The Federal Reserve, which will hold a news conference Thursday, is widely expected to keep interest rates near zero for years, which should continue to make it attractive for relatively well off Americans to keep buying stocks and homes. The uncertainty could even push the Fed to attempt more of its own stimulus for the economy.
But it’s a much more pessimistic outlook for jobs, which are barely half-recovered. Hiring has been slowing, and the latest Labor Department jobs report that comes out Friday is expected to show more loss in momentum for job growth. More than 22 million people remain on unemployment, a figure that has fallen little since the summer. Jobless benefits have been scaled back sharply for the unemployed. Measures aimed to help those facing student loan debt and evictions are set to expire at the end of the year. The struggles are growing for millions unable to get back to work.
“People need this unemployment money now. I’ve never had to live like this before. I’ve always been good with money, but you can’t survive on this,” said Ronnie Lauth, 24, an actor and barista in New York City who has not been able to find another job.

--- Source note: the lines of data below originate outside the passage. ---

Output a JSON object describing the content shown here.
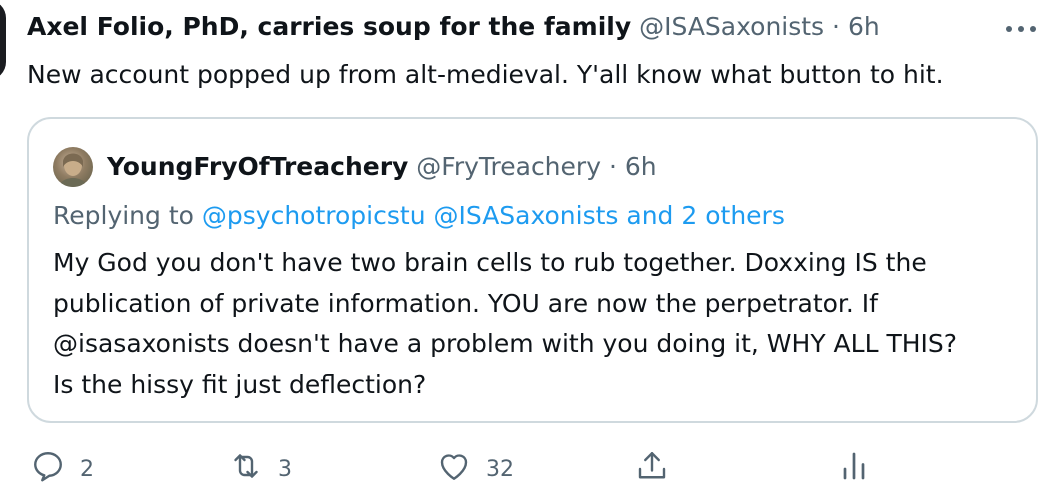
{
  "tweet": {
    "display_name": "Axel Folio, PhD, carries soup for the family",
    "handle": "@ISASaxonists",
    "separator": "·",
    "time": "6h",
    "text": "New account popped up from alt-medieval. Y'all know what button to hit."
  },
  "quote": {
    "display_name": "YoungFryOfTreachery",
    "handle": "@FryTreachery",
    "separator": "·",
    "time": "6h",
    "replying_prefix": "Replying to",
    "replying_mentions": "@psychotropicstu @ISASaxonists and 2 others",
    "body_lines": [
      "My God you don't have two brain cells to rub together. Doxxing IS the",
      "publication of private information. YOU are now the perpetrator. If",
      "@isasaxonists doesn't have a problem with you doing it, WHY ALL THIS?",
      "Is the hissy fit just deflection?"
    ]
  },
  "actions": {
    "reply_count": "2",
    "retweet_count": "3",
    "like_count": "32"
  },
  "colors": {
    "text": "#0f1419",
    "muted": "#536471",
    "link": "#1d9bf0",
    "border": "#cfd9de"
  },
  "icons": [
    "more-icon",
    "reply-icon",
    "retweet-icon",
    "like-icon",
    "share-icon",
    "analytics-icon"
  ]
}
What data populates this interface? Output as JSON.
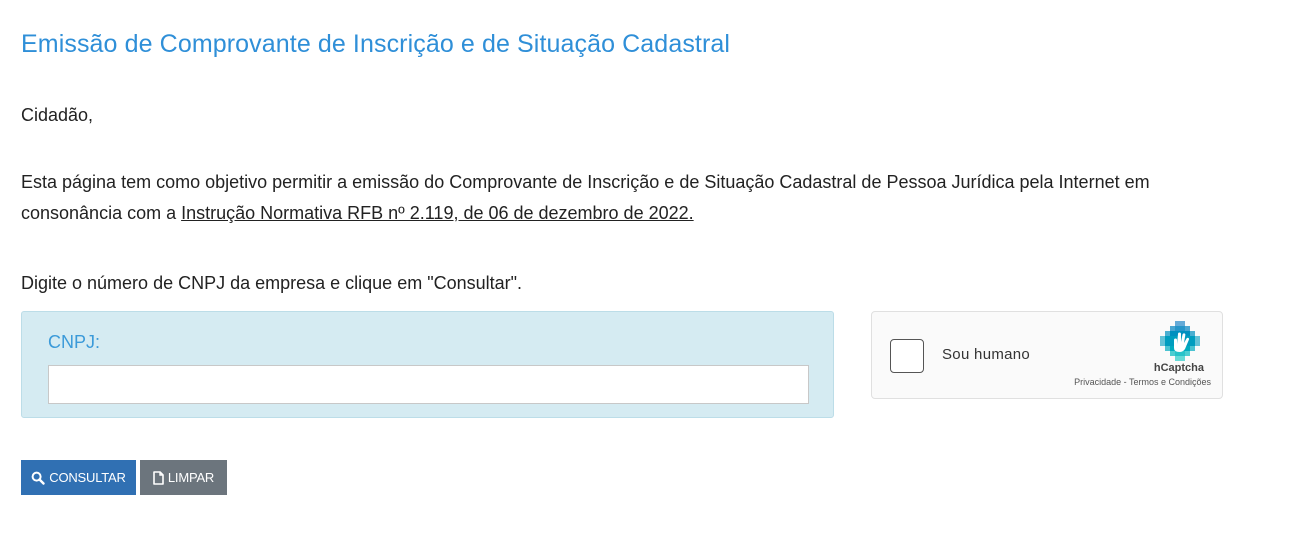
{
  "page": {
    "title": "Emissão de Comprovante de Inscrição e de Situação Cadastral",
    "greeting": "Cidadão,",
    "paragraph_text": "Esta página tem como objetivo permitir a emissão do Comprovante de Inscrição e de Situação Cadastral de Pessoa Jurídica pela Internet em consonância com a ",
    "paragraph_link": "Instrução Normativa RFB nº 2.119, de 06 de dezembro de 2022.",
    "instruction": "Digite o número de CNPJ da empresa e clique em \"Consultar\"."
  },
  "form": {
    "cnpj_label": "CNPJ:",
    "cnpj_value": "",
    "cnpj_placeholder": ""
  },
  "captcha": {
    "label": "Sou humano",
    "brand": "hCaptcha",
    "privacy_link": "Privacidade",
    "separator": " - ",
    "terms_link": "Termos e Condições",
    "checked": false
  },
  "buttons": {
    "consultar_label": "CONSULTAR",
    "consultar_icon": "search-icon",
    "limpar_label": "LIMPAR",
    "limpar_icon": "file-icon"
  },
  "colors": {
    "title": "#2f8fd8",
    "cnpj_box_bg": "#d5ebf2",
    "consultar_bg": "#3070b3",
    "limpar_bg": "#6c757d"
  }
}
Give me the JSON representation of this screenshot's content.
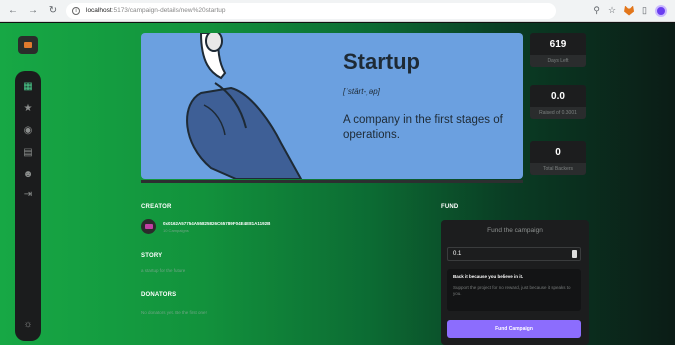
{
  "browser": {
    "url_host": "localhost",
    "url_path": ":5173/campaign-details/new%20startup"
  },
  "campaign": {
    "hero_title": "Startup",
    "hero_phonetic": "[ˈstärt-ˌəp]",
    "hero_definition": "A company in the first stages of operations.",
    "progress_fraction": 0.0
  },
  "stats": [
    {
      "value": "619",
      "label": "Days Left"
    },
    {
      "value": "0.0",
      "label": "Raised of 0.3001"
    },
    {
      "value": "0",
      "label": "Total Backers"
    }
  ],
  "creator": {
    "heading": "CREATOR",
    "address": "0x0162A57754A55825826C65789F04E4E81A1192B",
    "subtitle": "10 Campaigns"
  },
  "story": {
    "heading": "STORY",
    "text": "a startup for the future"
  },
  "donators": {
    "heading": "DONATORS",
    "empty_text": "No donators yet. Be the first one!"
  },
  "fund": {
    "heading": "FUND",
    "panel_title": "Fund the campaign",
    "amount_value": "0.1",
    "back_title": "Back it because you believe in it.",
    "back_desc": "Support the project for no reward, just because it speaks to you.",
    "button_label": "Fund Campaign"
  },
  "colors": {
    "accent_green": "#4acd8d",
    "button_purple": "#8c6dfd",
    "hero_blue": "#6ba0e0"
  }
}
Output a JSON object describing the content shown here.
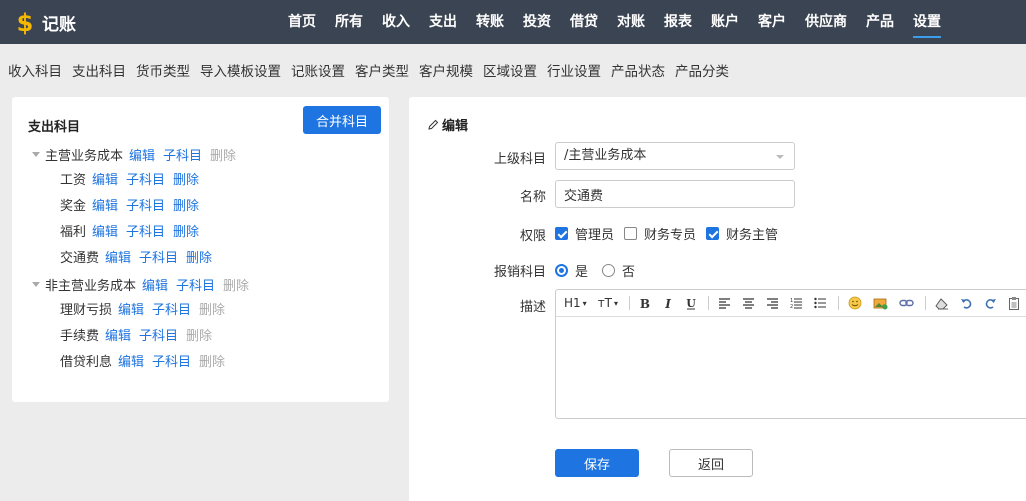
{
  "app": {
    "title": "记账",
    "logo_icon": "dollar-sign-icon",
    "logo_color": "#f5b800"
  },
  "nav": {
    "items": [
      "首页",
      "所有",
      "收入",
      "支出",
      "转账",
      "投资",
      "借贷",
      "对账",
      "报表",
      "账户",
      "客户",
      "供应商",
      "产品",
      "设置"
    ],
    "active": "设置"
  },
  "subnav": {
    "items": [
      "收入科目",
      "支出科目",
      "货币类型",
      "导入模板设置",
      "记账设置",
      "客户类型",
      "客户规模",
      "区域设置",
      "行业设置",
      "产品状态",
      "产品分类"
    ]
  },
  "left": {
    "title": "支出科目",
    "merge_button": "合并科目",
    "actions": {
      "edit": "编辑",
      "child": "子科目",
      "delete": "删除"
    },
    "tree": [
      {
        "name": "主营业务成本",
        "level": 0,
        "expanded": true,
        "delete_enabled": false
      },
      {
        "name": "工资",
        "level": 1,
        "delete_enabled": true
      },
      {
        "name": "奖金",
        "level": 1,
        "delete_enabled": true
      },
      {
        "name": "福利",
        "level": 1,
        "delete_enabled": true
      },
      {
        "name": "交通费",
        "level": 1,
        "delete_enabled": true
      },
      {
        "name": "非主营业务成本",
        "level": 0,
        "expanded": true,
        "delete_enabled": false
      },
      {
        "name": "理财亏损",
        "level": 1,
        "delete_enabled": false
      },
      {
        "name": "手续费",
        "level": 1,
        "delete_enabled": false
      },
      {
        "name": "借贷利息",
        "level": 1,
        "delete_enabled": false
      }
    ]
  },
  "form": {
    "heading": "编辑",
    "parent_label": "上级科目",
    "parent_value": "/主营业务成本",
    "name_label": "名称",
    "name_value": "交通费",
    "perm_label": "权限",
    "permissions": [
      {
        "label": "管理员",
        "checked": true
      },
      {
        "label": "财务专员",
        "checked": false
      },
      {
        "label": "财务主管",
        "checked": true
      }
    ],
    "reimb_label": "报销科目",
    "reimb_options": [
      {
        "label": "是",
        "selected": true
      },
      {
        "label": "否",
        "selected": false
      }
    ],
    "desc_label": "描述",
    "toolbar": {
      "heading": "H1",
      "fontsize": "ᴛT"
    },
    "save": "保存",
    "back": "返回"
  },
  "colors": {
    "topbar": "#3b4452",
    "accent": "#1e74e0",
    "disabled": "#aaaaaa"
  }
}
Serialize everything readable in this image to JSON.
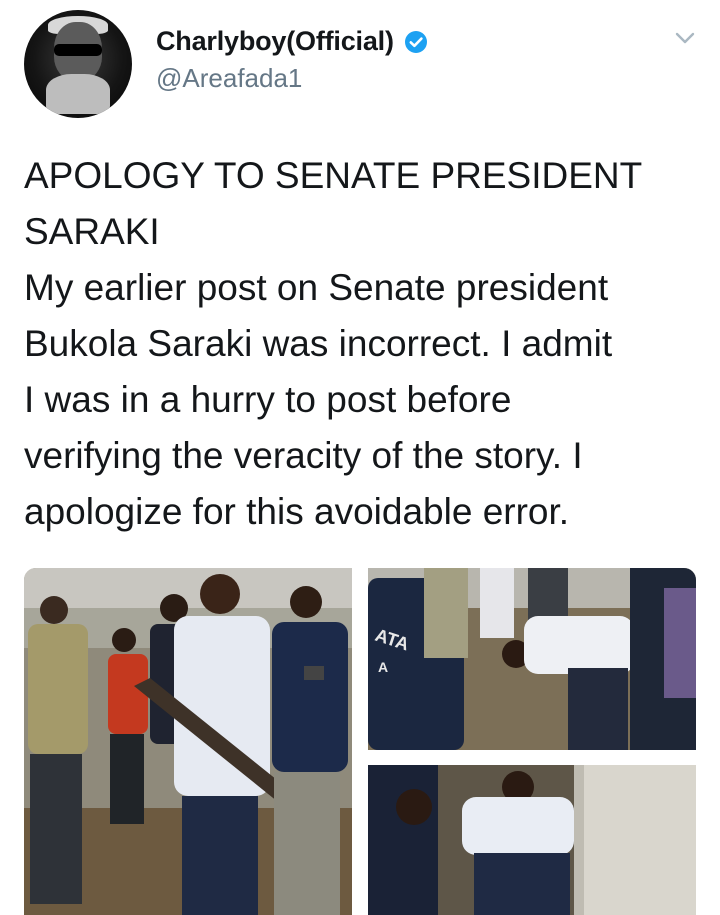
{
  "profile": {
    "display_name": "Charlyboy(Official)",
    "handle": "@Areafada1",
    "avatar_icon": "avatar-photo",
    "verified_icon": "verified-badge-icon",
    "verified_color": "#1da1f2"
  },
  "menu": {
    "icon": "chevron-down-icon"
  },
  "tweet": {
    "lines": [
      "APOLOGY TO SENATE PRESIDENT",
      "SARAKI",
      "My earlier post on Senate president",
      "Bukola Saraki was incorrect. I admit",
      "I was in a hurry to post before",
      "verifying the veracity of the story. I",
      "apologize for this avoidable error."
    ]
  },
  "media": {
    "count": 3,
    "photo_2_shirt_text": [
      "ATA",
      "A"
    ]
  },
  "colors": {
    "text": "#14171a",
    "secondary": "#657786",
    "accent": "#1da1f2"
  }
}
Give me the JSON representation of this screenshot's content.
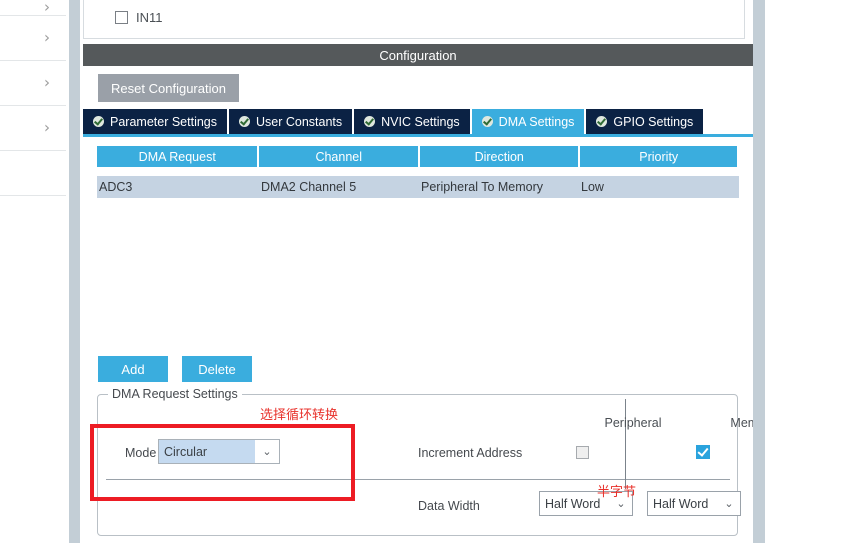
{
  "sidebar": {
    "items": [
      {
        "icon": "chevron-right-icon"
      },
      {
        "icon": "chevron-right-icon"
      },
      {
        "icon": "chevron-right-icon"
      },
      {
        "icon": "chevron-right-icon"
      },
      {
        "icon": "chevron-right-icon"
      }
    ],
    "chevron_glyph": "›"
  },
  "top_panel": {
    "checkbox_label": "IN11",
    "checked": false
  },
  "config": {
    "header_title": "Configuration",
    "reset_label": "Reset Configuration"
  },
  "tabs": [
    {
      "label": "Parameter Settings",
      "icon": "check-circle-icon",
      "active": false
    },
    {
      "label": "User Constants",
      "icon": "check-circle-icon",
      "active": false
    },
    {
      "label": "NVIC Settings",
      "icon": "check-circle-icon",
      "active": false
    },
    {
      "label": "DMA Settings",
      "icon": "check-circle-icon",
      "active": true
    },
    {
      "label": "GPIO Settings",
      "icon": "check-circle-icon",
      "active": false
    }
  ],
  "table": {
    "columns": [
      "DMA Request",
      "Channel",
      "Direction",
      "Priority"
    ],
    "rows": [
      {
        "request": "ADC3",
        "channel": "DMA2 Channel 5",
        "direction": "Peripheral To Memory",
        "priority": "Low"
      }
    ]
  },
  "actions": {
    "add_label": "Add",
    "delete_label": "Delete"
  },
  "request_settings": {
    "legend": "DMA Request Settings",
    "column_headers": {
      "peripheral": "Peripheral",
      "memory": "Memory"
    },
    "mode": {
      "label": "Mode",
      "value": "Circular",
      "arrow_glyph": "⌄"
    },
    "increment_address": {
      "label": "Increment Address",
      "peripheral_checked": false,
      "memory_checked": true
    },
    "data_width": {
      "label": "Data Width",
      "peripheral_value": "Half Word",
      "memory_value": "Half Word",
      "arrow_glyph": "⌄"
    }
  },
  "annotations": [
    {
      "text": "选择循环转换",
      "color": "#ed1c24"
    },
    {
      "text": "半字节",
      "color": "#ed1c24"
    }
  ],
  "colors": {
    "accent_blue": "#3aadde",
    "tab_navy": "#0b2244",
    "header_gray": "#55595b",
    "row_blue": "#c5d3e2",
    "annotation_red": "#ed1c24"
  }
}
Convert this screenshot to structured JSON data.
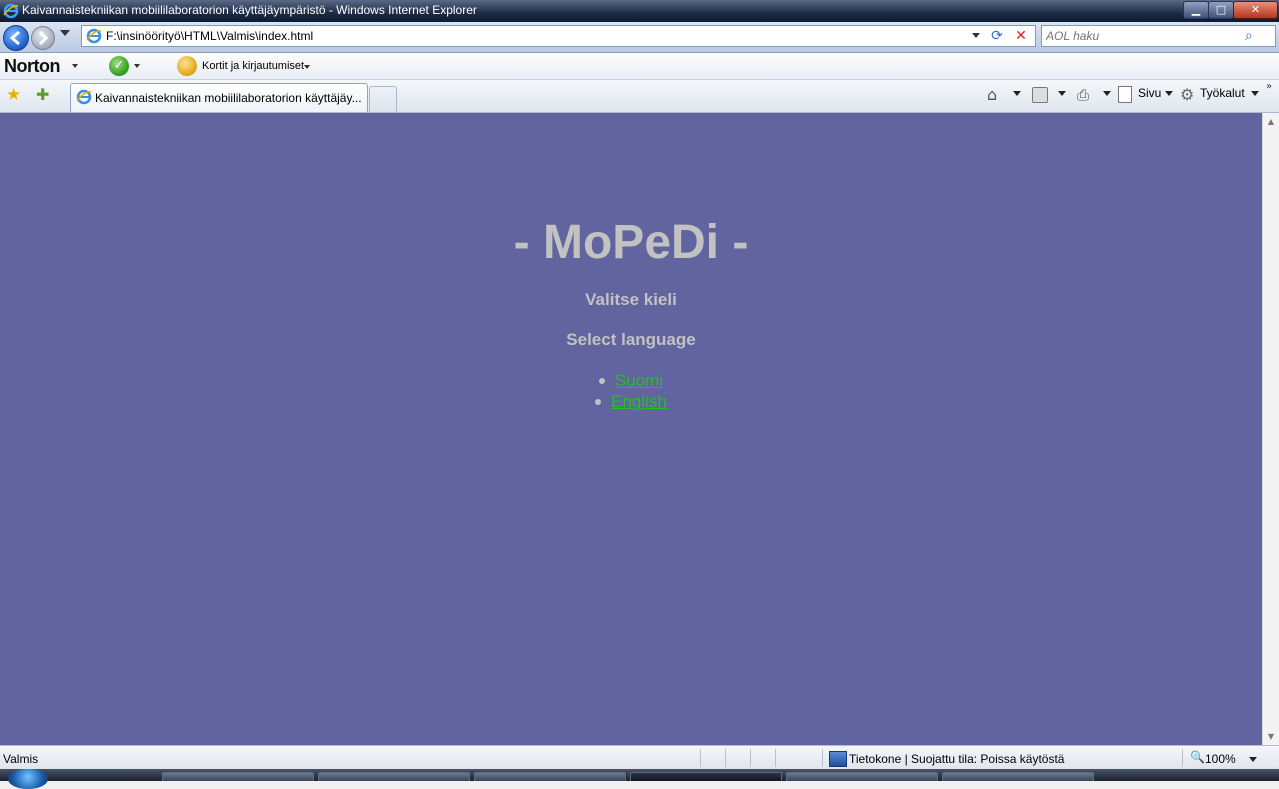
{
  "window": {
    "title": "Kaivannaistekniikan mobiililaboratorion käyttäjäympäristö - Windows Internet Explorer",
    "min_glyph": "▁",
    "max_glyph": "□",
    "close_glyph": "✕"
  },
  "address_bar": {
    "url": "F:\\insinöörityö\\HTML\\Valmis\\index.html",
    "refresh_glyph": "⟳",
    "stop_glyph": "✕"
  },
  "search": {
    "placeholder": "AOL haku",
    "icon_glyph": "⌕"
  },
  "norton_bar": {
    "logo": "Norton",
    "safe_glyph": "✓",
    "identity_safe_label": "Kortit ja kirjautumiset"
  },
  "tabs": {
    "active_label": "Kaivannaistekniikan mobiililaboratorion käyttäjäy...",
    "fav_glyph": "★",
    "add_fav_glyph": "✚"
  },
  "command_bar": {
    "home_glyph": "⌂",
    "print_glyph": "⎙",
    "page_label": "Sivu",
    "tools_glyph": "⚙",
    "tools_label": "Työkalut",
    "chevron_glyph": "»"
  },
  "page": {
    "heading": "- MoPeDi -",
    "subtitle_fi": "Valitse kieli",
    "subtitle_en": "Select language",
    "languages": [
      {
        "label": "Suomi"
      },
      {
        "label": "English"
      }
    ],
    "background_color": "#6264a0",
    "text_color": "#c2c2c2",
    "link_color": "#1ec31e"
  },
  "scrollbar": {
    "up_glyph": "▲",
    "down_glyph": "▼"
  },
  "status_bar": {
    "status": "Valmis",
    "zone": "Tietokone | Suojattu tila: Poissa käytöstä",
    "zoom": "100%",
    "zoom_glyph": "🔍"
  }
}
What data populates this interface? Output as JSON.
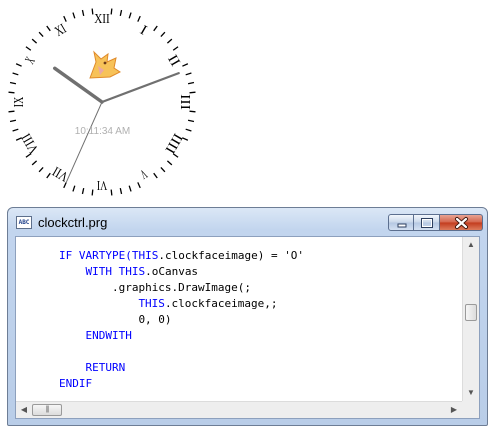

Lauth is surviving on $300 a week in unemployment benefits, but that barely covers rent. His roommates who still have jobs have been buying him food.
All of this sets up an anxious situation for many Americans this winter.
The future of the economy — and to some extent markets — depends heavily on three key questions, many analysts say: What happens with the virus and stimulus; How quickly Americans start spending again on services like travel, restaurants and entertainment; And whether the hotly contested election sparks social unrest.
If the political situation triggers more social unrest, that could have long-lasting consequences for the nation and economy, weighing on consumer spending and potentially hurting businesses, especially restaurants and stores in downturn areas. In preparation for this election, stores across the country boarded up in anticipation of marches and protests that could turn ugly, and companies like United Airlines moved their flight crews out of hotels in urban areas.
The United States is “even more divided than it was in 2016,” said Peter Atwater, founder of Financial Insyghts and a professor at the College of William & Mary. “The conditions are ripe for outrage.”
The U.S. economy still depends heavily on consumer spending. That’s already heavily depressed because of the coronavirus, but protests and, especially, rioting would probably dampen it even further.
The biggest problem for the economy for months now has been the deadly coronavirus. It remains far from under control, and Americans are staying home and spending only a fraction of what they used to in the pre-covid era. Until that changes, the service sector will remain anemic and the recovery is likely to stall, said Constance Hunter, chief economist at KPMG.
“Until we get a handle on the virus, the economy will remain in a world of hurt,” Hunter said.
Hunter points out that spending on services typically makes up more than 45 percent of economic growth. But in the third quarter — when the United States saw a big rebound — spending on services like restaurants, travel and entertainment remained sluggish, at below 43 percent of economic growth. That might not sound like a big difference, but it amounted to over $500 billion less flowing through the economy in the third quarter of 2020 versus the same period last year.
There’s hope that if the virus gets under control, there will be a flood of spending again, but businesses have to survive until that point. Small businesses, in particular, are on edge. It’s unclear if that rebound will happen summer 2021 or much later than that.
What’s shaping up for the economy and markets was perhaps best summarized by JPMorgan in a note Wednesday morning: It’s “unclear on the next President but fairly clear that he’ll face Congressional resistance on anything transformational, whether on the budgetary or regulatory front.”
The gridlock might be good for markets and investors. But a lot of pain remains for small business owners and the unemployed. For them, much is still highly uncertain.